For an APS $(G,\Phi)$ the member $G_n$ is termed the $n^{th}$ member of the APS. A member of the APS is an object that is the $n^{th}$ member for some $n$.

An element of the APS is an element of some member of the APS.

The home of an element of the APS is the member in which it lies. The index of a member is the $n$ for which it is the $n^{th}$ member.

### Block concatenation map

The maps $\Phi_{m,n}$ are termed block concatenation maps.

### Ground member

The ground member of an APS is its first member.

## Other notions

### Homomorphism of APSes

Further information: APS homomorphism

Given APSes $(G,\Phi)$ and $(H,\Psi)$, a homomorphism $h: G$$H$ associates, to each natural number $n$, a map $h_n: G_n$$H_n$, such that:

$\Psi_{m,n}(h_m(a),h_n(b)) = h_{m+n}(\Phi_{m,n}(a,b))$

### Sub-APS notion

Further information: sub-APS

Given an APS $(G,\Phi)$, a sub-APS $H$ associates, to each $n$, a subgroup $H_n$ of $G_n$, such that the image of $H_m X H_n$ under $\Phi_{m,n}$ lies inside $H_{m+n}$.

When the APS of groups is injective, any sub-APS is also injective.

### Quotient APS notion

Further information: quotient APS

A quotient APS is the image of an APS in a homomorphism that is surjective at each member.

### Normal sub-APSes, kernels and images

Given a homomorphism of APSes of groups, the kernels of the individual homomorphisms for a sub-APS of the domain APS, and the images of the individual homomorphism form a sub-APS of the range APS. The image is thus a quotient APS.

Further, we have the following result: a sub-APS of an APS of groups occurs as the kernel of an APS homomorphism if and only if every member of it is a normal subgroup of the corresponding member of the whole APS. A sub-APS satisfying either of these equivalent conditions is termed a normal sub-APS.

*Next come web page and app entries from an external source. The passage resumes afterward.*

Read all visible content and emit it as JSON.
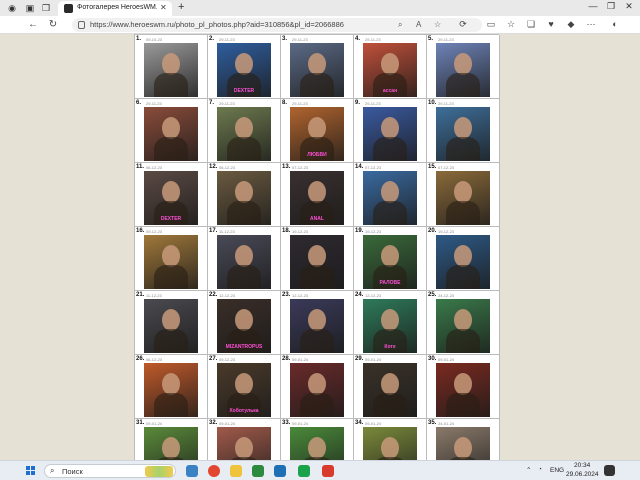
{
  "browser": {
    "tab_title": "Фотогалерея HeroesWM. andr...",
    "url": "https://www.heroeswm.ru/photo_pl_photos.php?aid=310856&pl_id=2066886",
    "new_tab_symbol": "+",
    "close_symbol": "✕"
  },
  "gallery": {
    "cells": [
      {
        "num": "1.",
        "date": "09-10-23",
        "bg": "#9a9a9a",
        "cap": ""
      },
      {
        "num": "2.",
        "date": "29-11-23",
        "bg": "#2f5e9e",
        "cap": "DEXTER"
      },
      {
        "num": "3.",
        "date": "29-11-23",
        "bg": "#5b6a86",
        "cap": ""
      },
      {
        "num": "4.",
        "date": "29-11-23",
        "bg": "#c0503a",
        "cap": "ассан"
      },
      {
        "num": "5.",
        "date": "29-11-23",
        "bg": "#6e84b8",
        "cap": ""
      },
      {
        "num": "6.",
        "date": "29-11-23",
        "bg": "#8a4c3a",
        "cap": ""
      },
      {
        "num": "7.",
        "date": "29-11-23",
        "bg": "#6d7a4e",
        "cap": ""
      },
      {
        "num": "8.",
        "date": "29-11-23",
        "bg": "#b0642e",
        "cap": "ЛЮБВИ"
      },
      {
        "num": "9.",
        "date": "29-11-23",
        "bg": "#3a5aa0",
        "cap": ""
      },
      {
        "num": "10.",
        "date": "29-11-23",
        "bg": "#3e6f9a",
        "cap": ""
      },
      {
        "num": "11.",
        "date": "06-12-23",
        "bg": "#5a4a44",
        "cap": "DEXTER"
      },
      {
        "num": "12.",
        "date": "06-12-23",
        "bg": "#6a5a40",
        "cap": ""
      },
      {
        "num": "13.",
        "date": "07-12-23",
        "bg": "#3a3030",
        "cap": "ANAL"
      },
      {
        "num": "14.",
        "date": "07-12-23",
        "bg": "#3a6aa0",
        "cap": ""
      },
      {
        "num": "15.",
        "date": "07-12-23",
        "bg": "#8a6a3a",
        "cap": ""
      },
      {
        "num": "16.",
        "date": "09-12-23",
        "bg": "#a0783a",
        "cap": ""
      },
      {
        "num": "17.",
        "date": "11-12-23",
        "bg": "#4a4a58",
        "cap": ""
      },
      {
        "num": "18.",
        "date": "19-12-23",
        "bg": "#2e2a30",
        "cap": ""
      },
      {
        "num": "19.",
        "date": "19-12-23",
        "bg": "#3a6a3a",
        "cap": "РАЛОВЕ"
      },
      {
        "num": "20.",
        "date": "19-12-23",
        "bg": "#2e5a86",
        "cap": ""
      },
      {
        "num": "21.",
        "date": "11-12-23",
        "bg": "#4a4a50",
        "cap": ""
      },
      {
        "num": "22.",
        "date": "12-12-23",
        "bg": "#3a2e28",
        "cap": "MIZANTROPUS"
      },
      {
        "num": "23.",
        "date": "12-12-23",
        "bg": "#3a3a5a",
        "cap": ""
      },
      {
        "num": "24.",
        "date": "12-12-23",
        "bg": "#2e7a5a",
        "cap": "Коте"
      },
      {
        "num": "25.",
        "date": "24-12-23",
        "bg": "#3a7a4a",
        "cap": ""
      },
      {
        "num": "26.",
        "date": "06-12-23",
        "bg": "#c05a2a",
        "cap": ""
      },
      {
        "num": "27.",
        "date": "09-12-23",
        "bg": "#4a3a2a",
        "cap": "Хоботулька"
      },
      {
        "num": "28.",
        "date": "09-01-24",
        "bg": "#6a2a2a",
        "cap": ""
      },
      {
        "num": "29.",
        "date": "09-01-24",
        "bg": "#3a3228",
        "cap": ""
      },
      {
        "num": "30.",
        "date": "09-01-24",
        "bg": "#7a2a20",
        "cap": ""
      },
      {
        "num": "31.",
        "date": "09-01-24",
        "bg": "#5a8a3a",
        "cap": ""
      },
      {
        "num": "32.",
        "date": "09-01-24",
        "bg": "#a05a4a",
        "cap": ""
      },
      {
        "num": "33.",
        "date": "09-01-24",
        "bg": "#4a8a3a",
        "cap": ""
      },
      {
        "num": "34.",
        "date": "09-01-24",
        "bg": "#7a8a3a",
        "cap": ""
      },
      {
        "num": "35.",
        "date": "24-01-24",
        "bg": "#8a7a6a",
        "cap": ""
      }
    ]
  },
  "taskbar": {
    "search_label": "Поиск",
    "lang": "ENG",
    "time": "20:34",
    "date": "29.06.2024"
  }
}
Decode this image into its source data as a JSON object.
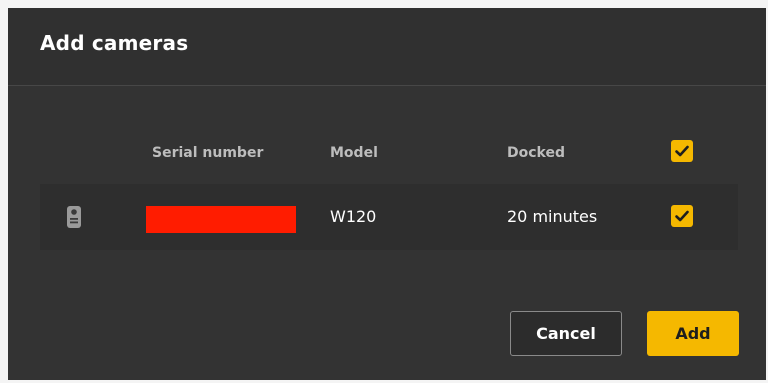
{
  "dialog": {
    "title": "Add cameras"
  },
  "table": {
    "headers": {
      "serial": "Serial number",
      "model": "Model",
      "docked": "Docked"
    },
    "select_all_checked": true,
    "rows": [
      {
        "icon": "body-camera-icon",
        "serial_redacted": true,
        "model": "W120",
        "docked": "20 minutes",
        "checked": true
      }
    ]
  },
  "buttons": {
    "cancel": "Cancel",
    "add": "Add"
  },
  "colors": {
    "accent": "#f5b800",
    "dialog_bg": "#333333",
    "redaction": "#ff1c00"
  }
}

This parallels the group theory result that a subgroup of a group occurs as the kernel of a group homomorphism if and only if it is normal.

## Properties

### Injectivity

An APS of groups is termed injective, or an IAPS of groups, if every block concatenation map is injective. For an IAPS of groups, we usually also assume the condition of refinability.

### Commutativity

Very few APSes of groups are commutative. Note that a commutative APS cannot also be injective.